Discover the benefits of pretend play for children with toys. If you are a parent then you may be wanting to know if pretend play is good for children or if it can cause them to lose sight of what’s real. There is a substantial amount of scientific evidence that demonstrates both in theory and empirically that pretend play for children is extremely beneficial. Many parents may see creativity or imagination as something positive while they may see pretend play as simply something that takes up a child’s time when they have nothing else to do.
At What Age Do Children Begin To Pretend Play?
Most evidence suggests that children will begin to pretend play at age 2 and they will continue to do so to the greatest extent when they begin to interact on a regular basis with other children.

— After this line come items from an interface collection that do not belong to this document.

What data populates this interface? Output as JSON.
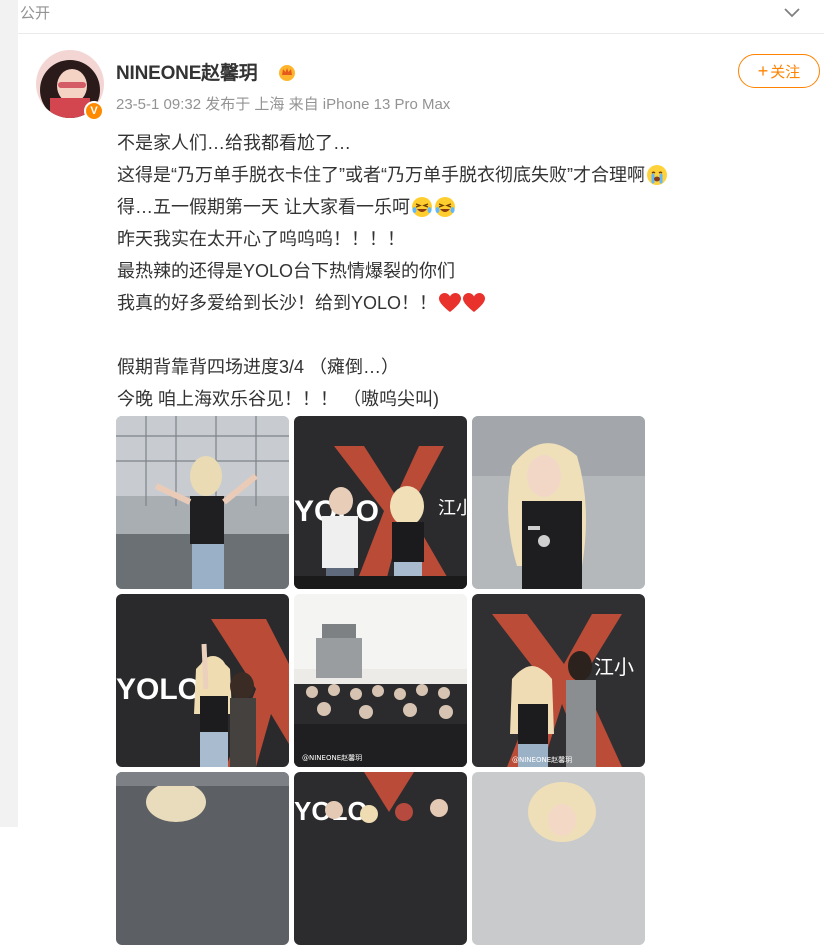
{
  "header": {
    "privacy_label": "公开"
  },
  "user": {
    "name": "NINEONE赵馨玥",
    "verified_badge": "V",
    "meta": "23-5-1 09:32 发布于 上海 来自 iPhone 13 Pro Max"
  },
  "follow_button": {
    "label": "关注",
    "plus": "+"
  },
  "post": {
    "lines": [
      "不是家人们…给我都看尬了…",
      "这得是“乃万单手脱衣卡住了”或者“乃万单手脱衣彻底失败”才合理啊",
      "得…五一假期第一天 让大家看一乐呵",
      "昨天我实在太开心了呜呜呜！！！！",
      "最热辣的还得是YOLO台下热情爆裂的你们",
      "我真的好多爱给到长沙！给到YOLO！！",
      "",
      "假期背靠背四场进度3/4 （瘫倒…）",
      "今晚 咱上海欢乐谷见！！！ （嗷呜尖叫)"
    ]
  },
  "images": {
    "watermark": "@NINEONE赵馨玥",
    "stage_brand": "YOLO",
    "sign_text": "江小",
    "count_visible": 9
  },
  "colors": {
    "accent": "#ff8200",
    "meta_text": "#939393",
    "body_text": "#333333",
    "stage_x": "#d2513a"
  },
  "icons": [
    "chevron-down-icon",
    "crown-icon",
    "verified-badge-icon",
    "cry-emoji-icon",
    "laugh-cry-emoji-icon",
    "heart-emoji-icon"
  ]
}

This can very often be seen when a child is interacting with other children and on a regular basis, they assert the fact that they are pretending to do something or be someone.
There are some that reach a deep state of pretend play and when this happens they are completely absorbed in their character and they don’t explain that they are pretending. The average child will imitate cartoon characters and others that they find appealing and they will simply become absorbed in that character and for the duration, they will stay in that character without explaining the fact that it is pretend. By all indications, this type of pretend play is unquestioningly healthy for children.
How Does Pretend Play Help My Child?
A child’s mind is still in its development stage and therefore they have not fully formulated all of their ideas, beliefs, and opinions. When a child pretend plays they’re able to allow themselves to experience deeper feelings such as sadness or euphoria as well as fear and pain and yet these experiences are in a safe place because they’re in the land of pretend play. During pretend play, one child may be pretending to be sick while another child pretends to be a doctor or an EMT or a policeman, and they will go through the process of negotiating what should be done in that particular situation.
For an average child, if there was a real situation such as that, the experience may be overwhelming for them but in the land of pretend play they are in a safe place emotionally and therefore they can grow and develop through that process. It has been effectively demonstrated that children through the process of pretend play will develop more skill at expressing their genuine feelings and this can greatly aid in a child developing as a well-adjusted child capable of showing and expressing what they feel in a given situation.
Can Parents Be Involved In Pretend Play?
It is highly recommended the parents on a routine basis engage in pretend play with their children. It’s a great opportunity for the child and the parent to be involved in something that is very fun for the child and yet gives the child an opportunity to show a wide range of emotions and feelings without the child being concerned about those feelings or emotions. Pretend play can also help in a child’s development and understanding towards information. As an example, a parent presents the idea that a small pillow is a shark and some other small items are small fish and then the child and the parent engage in pretend play where the shark eats the fish. The child learns that this is the shark’s source of food and nourishment.
At What Age Does A Child Distinctively Understand The Difference Between Pretend And Real?
Almost from the beginning, a child will understand there’s a difference between pretend play and the things that happened in real life. This is demonstrated by the fact that they will often stop and explain or remind other children that they are pretending. But between the age of 3 and 5 is when children will have a distinctive understanding between the difference and they will often question those things that are pretend versus what they understand to be real life.
At this age, many children will begin to focus more on sociodramatic pretend play rather than on more fantastic and unbelievable pretend play. A young daughter may want to have a tea party with their father and use their dollhouse and toy tea set rather than engaging in something more fantastical such as playing as though they can fly. When a child does engage in fantastical pretend play, then it is very often more just for fun than when they are engaging in more plausible pretend play.
Do Parents Need To Worry If Their Child Has An Imaginary Friend?
It is worrisome to many parents when their child develops an imaginary friend. This can make some parents wonder if their child is lost and delusional. The reality is that children who have imaginary friends are significantly more imaginative and creative than children who do not. When children who had imaginary friends become adults, they significantly outperform children who did not have an imaginary friend.
Parents should know that if their child begins interacting with an imaginary friend that it is perfectly okay and there’s no reason for concern. It’s also important for parents to let teachers know that their child has an imaginary friend and that it’s okay and nothing to be concerned about. This type of pretend play gives a great many opportunities for the child to experience a variety of situations in a safe environment and children with these imaginary friends very often grow up to be highly well-adjusted and creative individuals.
Children who actively engage in pretend play are significantly more well adjusted than those who are discouraged from doing so. It can be just for fun, but it also helps a child to deal with emotions and circumstances with-in a safe environment. Encouraging a child to engage in pretend play helps them to develop creatively as well as giving them the chance to experience a range of positive and negative emotions in a safe environment.